Your objective: Reproduce each entry exactly as it reads. Leave the images out.

Source data:
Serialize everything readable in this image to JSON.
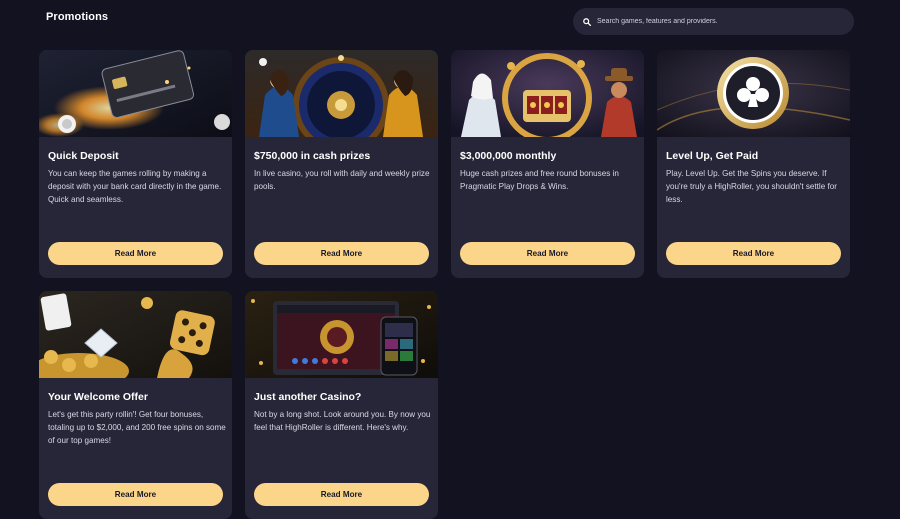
{
  "header": {
    "title": "Promotions",
    "search_placeholder": "Search games, features and providers."
  },
  "cards": [
    {
      "title": "Quick Deposit",
      "description": "You can keep the games rolling by making a deposit with your bank card directly in the game. Quick and seamless.",
      "button_label": "Read More",
      "image_icon": "flaming-bank-card-image"
    },
    {
      "title": "$750,000 in cash prizes",
      "description": "In live casino, you roll with daily and weekly prize pools.",
      "button_label": "Read More",
      "image_icon": "live-casino-roulette-hosts-image"
    },
    {
      "title": "$3,000,000 monthly",
      "description": "Huge cash prizes and free round bonuses in Pragmatic Play Drops & Wins.",
      "button_label": "Read More",
      "image_icon": "slot-machine-characters-image"
    },
    {
      "title": "Level Up, Get Paid",
      "description": "Play. Level Up. Get the Spins you deserve. If you're truly a HighRoller, you shouldn't settle for less.",
      "button_label": "Read More",
      "image_icon": "club-suit-coin-image"
    },
    {
      "title": "Your Welcome Offer",
      "description": "Let's get this party rollin'! Get four bonuses, totaling up to $2,000, and 200 free spins on some of our top games!",
      "button_label": "Read More",
      "image_icon": "golden-dice-coins-image"
    },
    {
      "title": "Just another Casino?",
      "description": "Not by a long shot. Look around you. By now you feel that HighRoller is different. Here's why.",
      "button_label": "Read More",
      "image_icon": "laptop-phone-casino-image"
    }
  ],
  "colors": {
    "background": "#121220",
    "card": "#262638",
    "button": "#fbd58a",
    "accent_gold": "#d9a441"
  }
}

The answer:
Serialize everything readable in this image to JSON.
{
  "header": {
    "title": "Promotions",
    "search_placeholder": "Search games, features and providers."
  },
  "cards": [
    {
      "title": "Quick Deposit",
      "description": "You can keep the games rolling by making a deposit with your bank card directly in the game. Quick and seamless.",
      "button_label": "Read More",
      "image_icon": "flaming-bank-card-image"
    },
    {
      "title": "$750,000 in cash prizes",
      "description": "In live casino, you roll with daily and weekly prize pools.",
      "button_label": "Read More",
      "image_icon": "live-casino-roulette-hosts-image"
    },
    {
      "title": "$3,000,000 monthly",
      "description": "Huge cash prizes and free round bonuses in Pragmatic Play Drops & Wins.",
      "button_label": "Read More",
      "image_icon": "slot-machine-characters-image"
    },
    {
      "title": "Level Up, Get Paid",
      "description": "Play. Level Up. Get the Spins you deserve. If you're truly a HighRoller, you shouldn't settle for less.",
      "button_label": "Read More",
      "image_icon": "club-suit-coin-image"
    },
    {
      "title": "Your Welcome Offer",
      "description": "Let's get this party rollin'! Get four bonuses, totaling up to $2,000, and 200 free spins on some of our top games!",
      "button_label": "Read More",
      "image_icon": "golden-dice-coins-image"
    },
    {
      "title": "Just another Casino?",
      "description": "Not by a long shot. Look around you. By now you feel that HighRoller is different. Here's why.",
      "button_label": "Read More",
      "image_icon": "laptop-phone-casino-image"
    }
  ],
  "colors": {
    "background": "#121220",
    "card": "#262638",
    "button": "#fbd58a",
    "accent_gold": "#d9a441"
  }
}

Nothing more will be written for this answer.